**Work instructions:** Every line below containing the word "Одометр" should be found and copied.

Interface dataset entries
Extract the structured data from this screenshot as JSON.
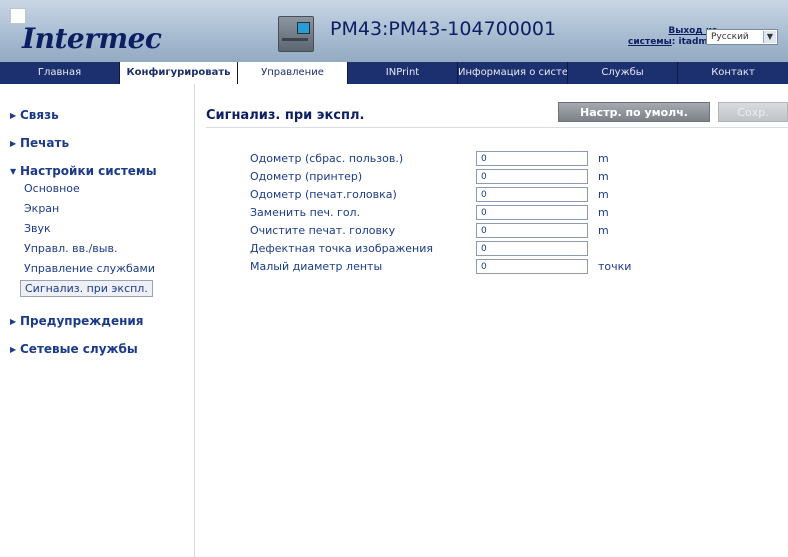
{
  "brand": {
    "logo_text": "Intermec"
  },
  "header": {
    "device_title": "PM43:PM43-104700001",
    "logout_line1": "Выход из",
    "logout_line2_link": "системы",
    "logout_line2_user": ": itadmin",
    "language": "Русский"
  },
  "nav": {
    "tabs": [
      {
        "label": "Главная"
      },
      {
        "label": "Конфигурировать"
      },
      {
        "label": "Управление"
      },
      {
        "label": "INPrint"
      },
      {
        "label": "Информация о системе"
      },
      {
        "label": "Службы"
      },
      {
        "label": "Контакт"
      }
    ]
  },
  "sidebar": {
    "sections": [
      {
        "label": "Связь"
      },
      {
        "label": "Печать"
      },
      {
        "label": "Настройки системы"
      },
      {
        "label": "Предупреждения"
      },
      {
        "label": "Сетевые службы"
      }
    ],
    "subitems": [
      {
        "label": "Основное"
      },
      {
        "label": "Экран"
      },
      {
        "label": "Звук"
      },
      {
        "label": "Управл. вв./выв."
      },
      {
        "label": "Управление службами"
      },
      {
        "label": "Сигнализ. при экспл."
      }
    ]
  },
  "main": {
    "title": "Сигнализ. при экспл.",
    "defaults_button": "Настр. по умолч.",
    "save_button": "Сохр.",
    "rows": [
      {
        "label": "Одометр (сбрас. пользов.)",
        "value": "0",
        "unit": "m"
      },
      {
        "label": "Одометр (принтер)",
        "value": "0",
        "unit": "m"
      },
      {
        "label": "Одометр (печат.головка)",
        "value": "0",
        "unit": "m"
      },
      {
        "label": "Заменить печ. гол.",
        "value": "0",
        "unit": "m"
      },
      {
        "label": "Очистите печат. головку",
        "value": "0",
        "unit": "m"
      },
      {
        "label": "Дефектная точка изображения",
        "value": "0",
        "unit": ""
      },
      {
        "label": "Малый диаметр ленты",
        "value": "0",
        "unit": "точки"
      }
    ]
  },
  "colors": {
    "nav_bg": "#1c2f6e",
    "text": "#1b3b8a",
    "header_bg": "#a9bdd2"
  }
}
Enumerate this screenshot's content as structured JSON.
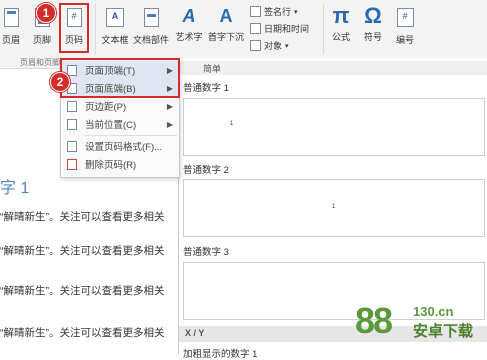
{
  "ribbon": {
    "buttons": [
      {
        "id": "header",
        "label": "页眉"
      },
      {
        "id": "footer",
        "label": "页脚"
      },
      {
        "id": "page_number",
        "label": "页码"
      },
      {
        "id": "textbox",
        "label": "文本框"
      },
      {
        "id": "quick_parts",
        "label": "文档部件"
      },
      {
        "id": "wordart",
        "label": "艺术字"
      },
      {
        "id": "dropcap",
        "label": "首字下沉"
      },
      {
        "id": "equation",
        "label": "公式"
      },
      {
        "id": "symbol",
        "label": "符号"
      },
      {
        "id": "numbering",
        "label": "编号"
      }
    ],
    "small_items": [
      {
        "id": "signature",
        "label": "签名行"
      },
      {
        "id": "datetime",
        "label": "日期和时间"
      },
      {
        "id": "object",
        "label": "对象"
      }
    ],
    "group_label": "页眉和页脚",
    "symbols": {
      "pi": "π",
      "omega": "Ω",
      "hash": "#"
    }
  },
  "menu": {
    "items": [
      {
        "label": "页面顶端(T)",
        "submenu": true,
        "highlighted": true,
        "disabled": false
      },
      {
        "label": "页面底端(B)",
        "submenu": true,
        "highlighted": true,
        "disabled": false
      },
      {
        "label": "页边距(P)",
        "submenu": true,
        "highlighted": false,
        "disabled": false
      },
      {
        "label": "当前位置(C)",
        "submenu": true,
        "highlighted": false,
        "disabled": false
      },
      {
        "label": "设置页码格式(F)...",
        "submenu": false,
        "highlighted": false,
        "disabled": false
      },
      {
        "label": "删除页码(R)",
        "submenu": false,
        "highlighted": false,
        "disabled": false
      }
    ]
  },
  "gallery": {
    "section_simple": "简单",
    "items": [
      {
        "label": "普通数字 1",
        "page": "1"
      },
      {
        "label": "普通数字 2",
        "page": "1"
      },
      {
        "label": "普通数字 3",
        "page": ""
      }
    ],
    "section_xy": "X / Y",
    "bottom_label": "加粗显示的数字 1"
  },
  "document": {
    "heading": "字 1",
    "lines": [
      "“解晴新生”。关注可以查看更多相关",
      "“解晴新生”。关注可以查看更多相关",
      "“解晴新生”。关注可以查看更多相关",
      "“解晴新生”。关注可以查看更多相关"
    ]
  },
  "callouts": {
    "one": "1",
    "two": "2"
  },
  "watermark": {
    "number": "88",
    "domain": "130.cn",
    "text": "安卓下载"
  },
  "colors": {
    "accent": "#d62b2b",
    "heading": "#4a86c8",
    "highlight": "#dfe6f1"
  }
}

**Answer to the problem:**
        "label": "Одометр (сбрас. пользов.)",
        "label": "Одометр (принтер)",
        "label": "Одометр (печат.головка)",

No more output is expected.